Look through the records and copy each line with the string "this" in it.

^^^^^^^^^^^^^^^^

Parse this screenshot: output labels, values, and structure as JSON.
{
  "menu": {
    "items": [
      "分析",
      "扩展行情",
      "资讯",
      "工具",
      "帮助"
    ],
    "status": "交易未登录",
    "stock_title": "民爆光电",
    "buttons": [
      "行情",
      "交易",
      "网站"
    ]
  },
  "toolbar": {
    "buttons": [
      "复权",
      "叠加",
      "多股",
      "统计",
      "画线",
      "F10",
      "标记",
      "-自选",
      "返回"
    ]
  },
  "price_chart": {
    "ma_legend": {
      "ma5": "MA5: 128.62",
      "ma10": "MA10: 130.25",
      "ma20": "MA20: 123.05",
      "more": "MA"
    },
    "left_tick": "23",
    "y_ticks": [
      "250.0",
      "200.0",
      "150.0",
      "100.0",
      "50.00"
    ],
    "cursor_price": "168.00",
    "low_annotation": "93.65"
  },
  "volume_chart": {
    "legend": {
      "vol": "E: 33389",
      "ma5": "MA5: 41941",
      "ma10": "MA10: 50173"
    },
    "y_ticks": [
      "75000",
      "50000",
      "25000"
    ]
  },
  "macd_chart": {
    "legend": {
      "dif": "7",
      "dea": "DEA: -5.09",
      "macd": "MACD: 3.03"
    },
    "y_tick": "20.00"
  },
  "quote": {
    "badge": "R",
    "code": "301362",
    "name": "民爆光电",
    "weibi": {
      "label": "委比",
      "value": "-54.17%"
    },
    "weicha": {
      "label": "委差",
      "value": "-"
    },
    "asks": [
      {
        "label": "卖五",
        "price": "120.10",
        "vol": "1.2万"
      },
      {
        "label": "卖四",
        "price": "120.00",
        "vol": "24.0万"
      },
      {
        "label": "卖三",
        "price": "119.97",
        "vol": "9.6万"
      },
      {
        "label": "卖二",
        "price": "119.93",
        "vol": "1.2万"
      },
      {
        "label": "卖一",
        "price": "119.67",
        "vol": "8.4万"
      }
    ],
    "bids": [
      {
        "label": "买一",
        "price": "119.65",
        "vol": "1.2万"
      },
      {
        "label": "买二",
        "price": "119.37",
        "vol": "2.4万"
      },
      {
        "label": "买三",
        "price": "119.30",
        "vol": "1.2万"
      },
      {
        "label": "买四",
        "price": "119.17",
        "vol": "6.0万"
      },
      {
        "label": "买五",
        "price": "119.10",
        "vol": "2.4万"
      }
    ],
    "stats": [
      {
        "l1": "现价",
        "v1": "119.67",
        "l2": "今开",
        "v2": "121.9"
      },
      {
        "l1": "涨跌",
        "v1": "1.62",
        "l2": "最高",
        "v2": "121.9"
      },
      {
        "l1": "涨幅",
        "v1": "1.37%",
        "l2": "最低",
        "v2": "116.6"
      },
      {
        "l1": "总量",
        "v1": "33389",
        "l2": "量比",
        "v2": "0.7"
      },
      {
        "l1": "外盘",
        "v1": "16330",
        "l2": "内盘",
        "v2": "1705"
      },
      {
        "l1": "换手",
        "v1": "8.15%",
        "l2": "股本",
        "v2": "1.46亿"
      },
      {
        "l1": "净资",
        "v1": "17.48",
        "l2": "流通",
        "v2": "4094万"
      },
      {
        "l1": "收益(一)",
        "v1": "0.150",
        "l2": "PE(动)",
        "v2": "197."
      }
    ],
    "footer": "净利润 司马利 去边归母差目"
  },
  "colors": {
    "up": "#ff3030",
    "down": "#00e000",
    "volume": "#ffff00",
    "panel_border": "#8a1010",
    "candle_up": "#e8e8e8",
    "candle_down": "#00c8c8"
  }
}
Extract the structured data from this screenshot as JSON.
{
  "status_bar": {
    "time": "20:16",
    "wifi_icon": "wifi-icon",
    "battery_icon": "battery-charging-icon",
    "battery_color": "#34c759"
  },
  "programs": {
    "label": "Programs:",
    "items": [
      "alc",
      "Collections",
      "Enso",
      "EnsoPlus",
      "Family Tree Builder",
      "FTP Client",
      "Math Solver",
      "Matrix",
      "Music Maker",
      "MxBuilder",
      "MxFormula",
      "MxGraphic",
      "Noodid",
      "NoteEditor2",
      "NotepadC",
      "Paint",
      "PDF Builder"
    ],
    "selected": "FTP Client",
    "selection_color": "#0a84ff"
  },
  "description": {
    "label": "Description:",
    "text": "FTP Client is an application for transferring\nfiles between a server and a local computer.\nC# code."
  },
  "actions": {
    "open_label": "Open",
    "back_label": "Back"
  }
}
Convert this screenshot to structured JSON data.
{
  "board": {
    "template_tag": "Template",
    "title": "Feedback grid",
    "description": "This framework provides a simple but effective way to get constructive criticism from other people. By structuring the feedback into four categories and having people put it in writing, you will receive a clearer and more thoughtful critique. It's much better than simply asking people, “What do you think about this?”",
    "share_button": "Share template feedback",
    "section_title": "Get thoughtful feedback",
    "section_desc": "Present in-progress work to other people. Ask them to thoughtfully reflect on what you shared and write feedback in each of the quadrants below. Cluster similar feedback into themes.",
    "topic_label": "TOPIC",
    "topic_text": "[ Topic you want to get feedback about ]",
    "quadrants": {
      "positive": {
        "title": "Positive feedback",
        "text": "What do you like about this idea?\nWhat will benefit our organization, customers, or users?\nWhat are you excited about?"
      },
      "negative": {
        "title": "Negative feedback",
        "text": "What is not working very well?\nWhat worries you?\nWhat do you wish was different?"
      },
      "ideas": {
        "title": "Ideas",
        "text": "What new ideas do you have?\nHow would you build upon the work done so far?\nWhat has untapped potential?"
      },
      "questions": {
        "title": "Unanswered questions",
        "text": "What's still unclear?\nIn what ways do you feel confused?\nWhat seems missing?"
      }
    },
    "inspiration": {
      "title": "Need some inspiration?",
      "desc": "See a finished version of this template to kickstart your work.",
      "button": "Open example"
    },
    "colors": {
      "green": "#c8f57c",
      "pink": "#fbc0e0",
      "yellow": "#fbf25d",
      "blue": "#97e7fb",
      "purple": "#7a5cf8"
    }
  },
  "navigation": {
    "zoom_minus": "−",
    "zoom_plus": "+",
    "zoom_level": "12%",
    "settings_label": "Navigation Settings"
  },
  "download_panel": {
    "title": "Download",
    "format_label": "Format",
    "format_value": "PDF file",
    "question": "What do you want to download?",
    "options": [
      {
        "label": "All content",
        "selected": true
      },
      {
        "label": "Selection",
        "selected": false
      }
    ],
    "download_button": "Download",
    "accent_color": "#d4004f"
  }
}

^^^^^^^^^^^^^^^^

SOLUTION BELOW
Parse this screenshot: output labels, values, and structure as JSON.
Extract the structured data from this screenshot as JSON.
Convert this screenshot to structured JSON data.
    "description": "This framework provides a simple but effective way to get constructive criticism from other people. By structuring the feedback into four categories and having people put it in writing, you will receive a clearer and more thoughtful critique. It's much better than simply asking people, “What do you think about this?”",
        "text": "What do you like about this idea?\nWhat will benefit our organization, customers, or users?\nWhat are you excited about?"
      "desc": "See a finished version of this template to kickstart your work.",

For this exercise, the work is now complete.